**What you need to do:** From the first record below to the last, retype each one exactly.

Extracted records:

_____

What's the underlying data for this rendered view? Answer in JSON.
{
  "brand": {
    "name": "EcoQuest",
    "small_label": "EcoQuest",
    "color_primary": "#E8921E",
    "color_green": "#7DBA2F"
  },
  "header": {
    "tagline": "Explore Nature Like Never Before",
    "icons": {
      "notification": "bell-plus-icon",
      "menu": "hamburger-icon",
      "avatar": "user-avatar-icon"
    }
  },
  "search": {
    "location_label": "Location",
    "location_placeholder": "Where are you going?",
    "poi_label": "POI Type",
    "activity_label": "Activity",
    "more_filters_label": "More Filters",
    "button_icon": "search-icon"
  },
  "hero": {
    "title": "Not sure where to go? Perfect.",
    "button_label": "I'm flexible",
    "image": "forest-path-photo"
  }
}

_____

**Answer box:**
What's the underlying data for this rendered view? Answer in JSON.
{
  "brand": {
    "name": "EcoQuest",
    "small_label": "EcoQuest",
    "color_primary": "#E8921E",
    "color_green": "#7DBA2F"
  },
  "header": {
    "tagline": "Explore Nature Like Never Before",
    "icons": {
      "notification": "bell-plus-icon",
      "menu": "hamburger-icon",
      "avatar": "user-avatar-icon"
    }
  },
  "search": {
    "location_label": "Location",
    "location_placeholder": "Where are you going?",
    "poi_label": "POI Type",
    "activity_label": "Activity",
    "more_filters_label": "More Filters",
    "button_icon": "search-icon"
  },
  "hero": {
    "title": "Not sure where to go? Perfect.",
    "button_label": "I'm flexible",
    "image": "forest-path-photo"
  }
}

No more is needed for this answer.